Bankruptcy is a common form of insolvency that is legally binding to both you and your creditors. It aims to give you some relief from your debts once you have agreed to some (often quite severe) terms.
During this time you are protected from legal action by your creditors, and once your term is completed, any outstanding debt is written off.
If you have excessive debts, this could be the correct option for you. However, entering bankruptcy is not something you should enter into lightly.
Pros of Bankruptcy
- All included debts will be written off at the end of your agreed term.
- Any legal action from your creditors must legally stop.
Cons of Bankruptcy
- Your assets, including your house and car, could be sold in order to raise money to repay your creditors.
- You can no longer act as a company director.
- Future credit might be difficult to obtain.
Some error has occured.
- How long does bankruptcy last?
- How much does bankruptcy cost?
- Will bankruptcy affect my credit rating?
- What happens to my assets in bankruptcy?
Generally, bankruptcy lasts for just 12 months.
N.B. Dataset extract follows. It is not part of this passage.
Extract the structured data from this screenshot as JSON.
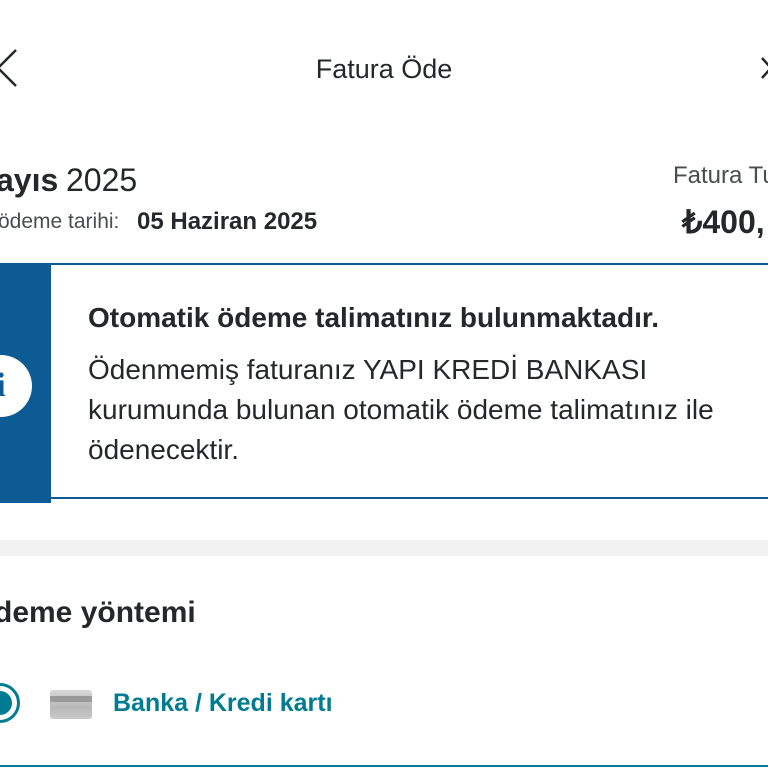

After this period, any included debts will be written off.
Currently (March 2018) the cost of bankruptcy is £680. This breaks down as:
- £130 application fee.
- £550 Bankruptcy deposit.
This can be paid in smaller installments if you can’t afford it all in one go, however the bankruptcy can’t begin until payment is received in full.
As you can imagine, yes it will affect your credit rating. However, if you are in the position that bankruptcy is a viable option, your credit rating isn’t likely to be very good in the first place. A bankruptcy stays on your credit rating for six years.
Once you have been declared bankrupt, it is extremely likely that any assets you may have, including your car and possibly your home, will have to be sold in order to pay back your creditors. Fortunately there are some things that aren’t included, such as equipment needed for work and many household items which are deemed to be needed by your family, these include clothing, bedding and furniture. If you have any children you will usually be given 12 months to find alternative accommodation.
Alternatives to Bankruptcy
Individual Voluntary Arrangement (IVA)
An individual voluntary arrangement (IVA) is a legal procedure for people in financial difficulties with unsecured debts. It is a legal agreement between you and your creditors to only pay what you can actually afford to pay off your debts.
Debt Management Plan (DMP)
Usually suitable for people with unsecured debts totalling under £15,000, a debt management plan (DMP) is an informal way to repay your creditors by making a single, affordable payment every month. As DMPs are flexible, the amount you pay can change depending on your financial circumstances.